There are three (3) papers
of 1500 words each, and four (4) papers of 500 words each due throughout
the term. Topics will be suggested. There are no exams or quizzes.
There is also a project
summary due sometime during the middle of the semester. This constitutes
a brief, one- to two-page essay which describes some of the assumptions
and issues behind your various papers.
- YOUR PAPER
MUST BE HANDED IN AT THE BEGINNING OF CLASS ON THE DATE DUE. LATE PAPERS
WILL NOT BE ACCEPTED.
- ALL MISSED ASSIGNMENTS
GET AN "F." If you foresee being absent, please let me know well beforehand.
- PLAGIARISM GETS
AN "F." This may be for the paper or for the course, at my discretion.
The penalties for plagiarism are quite strict. Please check your student
handbook and university guidelines for more on plagiarism. If you have
any questions whatsoever about whether you are citing sources correctly,
- ALL PAPERS MUST
BE TYPED OR WORD-PROCESSED. Not doing so reduces your grade by one letter-value
(e.g., "C" down to "D").
GRADING: The breakdown
of your grade is as follows:
- Long-paper Writing 70%
(paper 1, 15%; paper 2, 25%; paper 3, 30%);
- Short-paper Writing 24%
(6% each x 4)
- Project summary 6%
For my requirements with
respect to A, AB, C, etc., see the Resources section of this site,
and follow the link to Papers
and to Policies.
CONFERENCES: Each student
is encouraged to meet with me at least once during the semester (it's
a good idea to check your grades with me to ensure my gradebook and your
grades match up). Please let me know beforehand if you want to meet during
my office hours.

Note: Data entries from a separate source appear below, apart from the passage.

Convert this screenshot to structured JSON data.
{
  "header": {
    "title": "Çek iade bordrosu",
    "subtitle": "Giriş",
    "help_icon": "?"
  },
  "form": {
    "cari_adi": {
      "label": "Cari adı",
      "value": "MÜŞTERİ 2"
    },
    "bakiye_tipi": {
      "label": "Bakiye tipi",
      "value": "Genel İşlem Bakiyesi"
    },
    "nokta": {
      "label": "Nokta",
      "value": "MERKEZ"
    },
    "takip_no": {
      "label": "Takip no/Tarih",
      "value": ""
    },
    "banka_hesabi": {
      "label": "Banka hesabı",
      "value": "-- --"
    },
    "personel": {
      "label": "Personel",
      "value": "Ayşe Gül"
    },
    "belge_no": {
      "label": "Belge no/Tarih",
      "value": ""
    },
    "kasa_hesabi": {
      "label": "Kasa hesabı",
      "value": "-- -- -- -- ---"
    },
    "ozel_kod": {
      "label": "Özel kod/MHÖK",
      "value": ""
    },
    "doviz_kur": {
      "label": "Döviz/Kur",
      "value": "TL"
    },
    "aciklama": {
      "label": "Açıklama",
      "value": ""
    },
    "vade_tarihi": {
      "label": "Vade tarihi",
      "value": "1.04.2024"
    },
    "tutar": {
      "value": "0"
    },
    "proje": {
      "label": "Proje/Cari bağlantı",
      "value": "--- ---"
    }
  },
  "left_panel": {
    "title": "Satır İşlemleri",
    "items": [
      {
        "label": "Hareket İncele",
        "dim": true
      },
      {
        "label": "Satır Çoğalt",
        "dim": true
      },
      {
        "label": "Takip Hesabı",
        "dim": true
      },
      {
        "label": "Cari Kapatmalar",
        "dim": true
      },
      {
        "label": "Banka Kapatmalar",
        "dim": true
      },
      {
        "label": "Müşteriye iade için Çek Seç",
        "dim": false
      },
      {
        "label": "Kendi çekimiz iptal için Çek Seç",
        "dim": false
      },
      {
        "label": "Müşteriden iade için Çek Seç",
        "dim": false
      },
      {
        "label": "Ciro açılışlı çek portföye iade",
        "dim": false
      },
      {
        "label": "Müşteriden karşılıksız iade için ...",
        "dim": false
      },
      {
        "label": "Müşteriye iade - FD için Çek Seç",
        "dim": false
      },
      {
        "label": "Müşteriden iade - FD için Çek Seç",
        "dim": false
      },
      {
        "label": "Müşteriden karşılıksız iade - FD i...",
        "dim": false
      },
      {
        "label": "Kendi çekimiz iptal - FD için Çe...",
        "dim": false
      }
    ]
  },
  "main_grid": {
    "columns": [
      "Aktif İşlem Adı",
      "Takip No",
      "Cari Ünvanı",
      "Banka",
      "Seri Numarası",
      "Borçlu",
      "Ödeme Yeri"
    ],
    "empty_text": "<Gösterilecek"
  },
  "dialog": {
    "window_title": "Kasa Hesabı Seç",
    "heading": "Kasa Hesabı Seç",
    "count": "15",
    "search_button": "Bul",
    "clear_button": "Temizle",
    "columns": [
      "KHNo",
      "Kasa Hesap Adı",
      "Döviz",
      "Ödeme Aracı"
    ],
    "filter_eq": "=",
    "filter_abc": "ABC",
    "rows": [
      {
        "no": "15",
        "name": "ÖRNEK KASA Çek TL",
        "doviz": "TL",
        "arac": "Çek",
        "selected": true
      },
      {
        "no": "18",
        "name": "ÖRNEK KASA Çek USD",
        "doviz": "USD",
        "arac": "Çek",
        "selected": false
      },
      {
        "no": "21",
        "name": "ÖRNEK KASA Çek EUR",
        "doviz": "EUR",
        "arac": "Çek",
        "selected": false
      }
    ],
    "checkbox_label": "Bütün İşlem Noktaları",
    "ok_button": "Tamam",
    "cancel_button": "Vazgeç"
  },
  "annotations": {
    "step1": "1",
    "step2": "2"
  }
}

Otherwise, please make an appointment to meet with me
at a time convenient to you and I will try to oblige.
ACADEMIC HONESTY: For
more information, consult your handbook or the pages in this site devoted

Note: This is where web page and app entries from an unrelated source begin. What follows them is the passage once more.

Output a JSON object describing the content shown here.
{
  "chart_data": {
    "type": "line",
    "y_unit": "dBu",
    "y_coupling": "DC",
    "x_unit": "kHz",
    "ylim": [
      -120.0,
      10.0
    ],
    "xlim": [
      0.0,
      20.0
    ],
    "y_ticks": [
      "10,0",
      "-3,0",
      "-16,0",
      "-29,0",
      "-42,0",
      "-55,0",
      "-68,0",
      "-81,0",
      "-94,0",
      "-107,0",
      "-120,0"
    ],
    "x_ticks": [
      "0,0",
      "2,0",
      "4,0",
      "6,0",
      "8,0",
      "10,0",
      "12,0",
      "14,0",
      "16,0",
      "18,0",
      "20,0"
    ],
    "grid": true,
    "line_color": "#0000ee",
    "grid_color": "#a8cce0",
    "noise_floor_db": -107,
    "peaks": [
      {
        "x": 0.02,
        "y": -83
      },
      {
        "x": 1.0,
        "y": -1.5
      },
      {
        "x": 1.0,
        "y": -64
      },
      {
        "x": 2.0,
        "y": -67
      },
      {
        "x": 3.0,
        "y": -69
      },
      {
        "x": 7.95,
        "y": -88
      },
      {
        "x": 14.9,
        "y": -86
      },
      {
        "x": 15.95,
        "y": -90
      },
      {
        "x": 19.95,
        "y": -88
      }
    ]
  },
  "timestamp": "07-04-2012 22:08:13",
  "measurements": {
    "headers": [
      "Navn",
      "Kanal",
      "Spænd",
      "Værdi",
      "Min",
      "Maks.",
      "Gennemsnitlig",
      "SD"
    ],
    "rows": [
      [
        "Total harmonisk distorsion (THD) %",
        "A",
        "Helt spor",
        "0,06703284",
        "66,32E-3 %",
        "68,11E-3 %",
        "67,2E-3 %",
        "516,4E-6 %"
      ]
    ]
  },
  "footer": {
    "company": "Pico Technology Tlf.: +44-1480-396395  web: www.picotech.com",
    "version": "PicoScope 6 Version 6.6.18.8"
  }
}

to plagiarism (see "Resources").
1: Please make and keep a copy of all your
assignments. That copy may be a disc copy. In case any difficulties
arise with respect to misplaced assignments or with respect to discrepancies
between your records and my own, I will accept the evidence of your
computer system's dating function. For your own peace of mind, I suggest
that you lock any document on the day it is due. That will prevent your
computer's operating system from associating your document with a later
The course schedule is subject to change. It is not to be construed
as a substitute for your attendance or as a catalogue of all the information
for which you are responsible. All changes will be announced with a
reasonable lead time. This syllabus constitutes a binding contract between
the student and the professor. If you do not agree with any of the provisions
set herein or if you foresee disagreeing with any of the provisions
which may be reasonably added during the course of the term, then you
are free to drop this class within the time allotted by the university.
material pertaining to this course--namely handouts, quizzes, exams,
tests, maps, graphs, charts, printed matter, recorded matter, electronic
matter including but not limited to this syllabus and associated electronic
documents, films, video clips, conversations, office consultations,
classroom responses, lectures, asides, answers to classroom queries,
and related utterances--is copyrighted material and is subject to international
and US laws of copyright. Enrollment in this course constitutes tacit
acceptance of this agreement and of the copyright claims made therein.
Any breach of this agreement or use of copyrighted material by any member
of the university or the public without prior consent will be met with